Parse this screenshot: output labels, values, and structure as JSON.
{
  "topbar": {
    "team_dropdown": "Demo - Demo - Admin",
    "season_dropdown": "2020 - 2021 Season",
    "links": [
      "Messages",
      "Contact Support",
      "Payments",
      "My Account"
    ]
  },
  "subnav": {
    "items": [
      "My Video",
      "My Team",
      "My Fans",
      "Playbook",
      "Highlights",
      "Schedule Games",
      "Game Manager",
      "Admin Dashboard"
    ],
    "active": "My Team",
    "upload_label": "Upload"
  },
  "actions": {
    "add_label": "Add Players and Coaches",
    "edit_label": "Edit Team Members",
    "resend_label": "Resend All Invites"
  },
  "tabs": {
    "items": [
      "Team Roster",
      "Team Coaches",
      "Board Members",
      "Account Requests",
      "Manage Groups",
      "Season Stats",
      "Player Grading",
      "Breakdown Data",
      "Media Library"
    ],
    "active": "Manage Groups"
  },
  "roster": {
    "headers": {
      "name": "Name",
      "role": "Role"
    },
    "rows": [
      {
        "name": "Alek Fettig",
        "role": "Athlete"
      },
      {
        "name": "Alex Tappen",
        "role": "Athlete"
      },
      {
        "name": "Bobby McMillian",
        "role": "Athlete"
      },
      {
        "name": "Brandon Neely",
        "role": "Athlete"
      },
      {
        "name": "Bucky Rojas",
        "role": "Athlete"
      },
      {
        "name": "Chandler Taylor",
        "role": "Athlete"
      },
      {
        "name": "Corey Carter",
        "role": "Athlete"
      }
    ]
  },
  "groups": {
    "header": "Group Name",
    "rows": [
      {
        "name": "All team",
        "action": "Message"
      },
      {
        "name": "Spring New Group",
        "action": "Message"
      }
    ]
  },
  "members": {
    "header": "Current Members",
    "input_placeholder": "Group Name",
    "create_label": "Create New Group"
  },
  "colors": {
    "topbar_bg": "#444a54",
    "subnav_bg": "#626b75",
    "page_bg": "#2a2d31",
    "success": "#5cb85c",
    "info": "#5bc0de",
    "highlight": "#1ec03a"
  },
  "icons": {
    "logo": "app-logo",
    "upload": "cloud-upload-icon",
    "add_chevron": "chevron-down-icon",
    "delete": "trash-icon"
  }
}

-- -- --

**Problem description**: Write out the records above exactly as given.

**Task response**:
Parse this screenshot: output labels, values, and structure as JSON.
{
  "topbar": {
    "team_dropdown": "Demo - Demo - Admin",
    "season_dropdown": "2020 - 2021 Season",
    "links": [
      "Messages",
      "Contact Support",
      "Payments",
      "My Account"
    ]
  },
  "subnav": {
    "items": [
      "My Video",
      "My Team",
      "My Fans",
      "Playbook",
      "Highlights",
      "Schedule Games",
      "Game Manager",
      "Admin Dashboard"
    ],
    "active": "My Team",
    "upload_label": "Upload"
  },
  "actions": {
    "add_label": "Add Players and Coaches",
    "edit_label": "Edit Team Members",
    "resend_label": "Resend All Invites"
  },
  "tabs": {
    "items": [
      "Team Roster",
      "Team Coaches",
      "Board Members",
      "Account Requests",
      "Manage Groups",
      "Season Stats",
      "Player Grading",
      "Breakdown Data",
      "Media Library"
    ],
    "active": "Manage Groups"
  },
  "roster": {
    "headers": {
      "name": "Name",
      "role": "Role"
    },
    "rows": [
      {
        "name": "Alek Fettig",
        "role": "Athlete"
      },
      {
        "name": "Alex Tappen",
        "role": "Athlete"
      },
      {
        "name": "Bobby McMillian",
        "role": "Athlete"
      },
      {
        "name": "Brandon Neely",
        "role": "Athlete"
      },
      {
        "name": "Bucky Rojas",
        "role": "Athlete"
      },
      {
        "name": "Chandler Taylor",
        "role": "Athlete"
      },
      {
        "name": "Corey Carter",
        "role": "Athlete"
      }
    ]
  },
  "groups": {
    "header": "Group Name",
    "rows": [
      {
        "name": "All team",
        "action": "Message"
      },
      {
        "name": "Spring New Group",
        "action": "Message"
      }
    ]
  },
  "members": {
    "header": "Current Members",
    "input_placeholder": "Group Name",
    "create_label": "Create New Group"
  },
  "colors": {
    "topbar_bg": "#444a54",
    "subnav_bg": "#626b75",
    "page_bg": "#2a2d31",
    "success": "#5cb85c",
    "info": "#5bc0de",
    "highlight": "#1ec03a"
  },
  "icons": {
    "logo": "app-logo",
    "upload": "cloud-upload-icon",
    "add_chevron": "chevron-down-icon",
    "delete": "trash-icon"
  }
}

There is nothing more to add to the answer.